Some of this range of educational achievement rests on teachers’ shoulders, said Olivarez.
“Teaching is a wonderful career, but they need to learn how learning happens,” he said. “It’s not just having kids stand in a straight line. Teachers have to know so much more today.”
The gaggle of program choices on television, the near-infinite offerings of the Internet and the different mores of Gen X and Gen Y add up to the sobering reality that educators have not been able to keep pace with it all, said Olivarez.
Olivarez also argues it’s time to take a serious look at the three months school districts take off during the summer. That hiatus from school learning was needed when the nation was largely an agrarian economy and young people were needed to work on their parents’ farms. But today, Olivarez said, so much of what students learn during the school year is lost over those three months.
“I’m the first to say students and teachers need a break, but there needs to be a balance,” said Olivarez. “Some districts have specialty buildings (that offer year-long school), but it’s not part of the system. The challenge is to try to create a program in all of a district.

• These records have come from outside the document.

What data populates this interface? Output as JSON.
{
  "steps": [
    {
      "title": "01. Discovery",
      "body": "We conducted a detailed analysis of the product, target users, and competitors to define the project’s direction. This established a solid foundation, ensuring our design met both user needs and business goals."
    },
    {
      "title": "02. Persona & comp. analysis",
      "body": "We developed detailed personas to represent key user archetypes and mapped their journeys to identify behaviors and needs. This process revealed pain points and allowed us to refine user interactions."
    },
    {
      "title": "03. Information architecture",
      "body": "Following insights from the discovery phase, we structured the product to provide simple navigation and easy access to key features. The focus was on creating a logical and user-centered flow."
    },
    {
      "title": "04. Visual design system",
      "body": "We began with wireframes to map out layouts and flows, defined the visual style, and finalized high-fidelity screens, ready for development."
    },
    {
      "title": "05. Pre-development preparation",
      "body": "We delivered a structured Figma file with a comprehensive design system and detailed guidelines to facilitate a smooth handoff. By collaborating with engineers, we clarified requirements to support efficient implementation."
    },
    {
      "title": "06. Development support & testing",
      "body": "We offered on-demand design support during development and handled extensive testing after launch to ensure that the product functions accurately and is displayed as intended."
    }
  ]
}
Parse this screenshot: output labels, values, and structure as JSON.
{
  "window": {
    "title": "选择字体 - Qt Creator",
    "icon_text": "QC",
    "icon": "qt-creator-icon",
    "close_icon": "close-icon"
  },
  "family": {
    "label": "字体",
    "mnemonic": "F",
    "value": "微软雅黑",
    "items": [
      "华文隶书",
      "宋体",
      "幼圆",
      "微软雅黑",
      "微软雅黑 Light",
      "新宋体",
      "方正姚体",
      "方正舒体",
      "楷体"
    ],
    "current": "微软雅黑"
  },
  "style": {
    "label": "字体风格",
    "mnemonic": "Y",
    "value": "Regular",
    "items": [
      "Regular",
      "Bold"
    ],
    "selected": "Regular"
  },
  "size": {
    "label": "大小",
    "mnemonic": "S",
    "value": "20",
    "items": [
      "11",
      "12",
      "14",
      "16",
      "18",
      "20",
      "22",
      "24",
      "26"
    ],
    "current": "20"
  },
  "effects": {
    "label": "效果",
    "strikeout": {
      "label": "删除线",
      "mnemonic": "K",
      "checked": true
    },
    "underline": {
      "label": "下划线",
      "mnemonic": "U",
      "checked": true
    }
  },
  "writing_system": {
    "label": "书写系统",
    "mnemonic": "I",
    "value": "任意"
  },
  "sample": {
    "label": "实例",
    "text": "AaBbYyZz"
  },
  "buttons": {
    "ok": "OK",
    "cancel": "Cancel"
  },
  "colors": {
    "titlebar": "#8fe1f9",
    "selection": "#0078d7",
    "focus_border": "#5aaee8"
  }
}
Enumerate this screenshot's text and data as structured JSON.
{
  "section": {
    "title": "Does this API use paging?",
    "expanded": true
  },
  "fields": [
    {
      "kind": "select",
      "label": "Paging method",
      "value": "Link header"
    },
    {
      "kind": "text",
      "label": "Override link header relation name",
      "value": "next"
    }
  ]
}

“That’s not to say this is a simple challenge, but we’ve got to make some drastic changes. There are a lot of small schools that are making changes, but when they take it out of the system, no one wants to make the drastic changes. Unfortunately, it’s keeping us behind.”
Olivarez sees other reforms he said must be made, including the way schools are funded and how teachers are promoted.
“There are great things happening in education in America, Grand Rapids and at Aquinas. It just isn’t enough,” he said.
He is a strong proponent of early childhood education.
“I believe so strongly you have to shape students early on in their learning experience in the new world, because students must have capabilities, cognitively,” he said.
He’s learned from his younger brother, who was born with Down syndrome, not to box people in with preconceived ideas.
“He shaped how I see kids and how I see potential,” said Olivarez.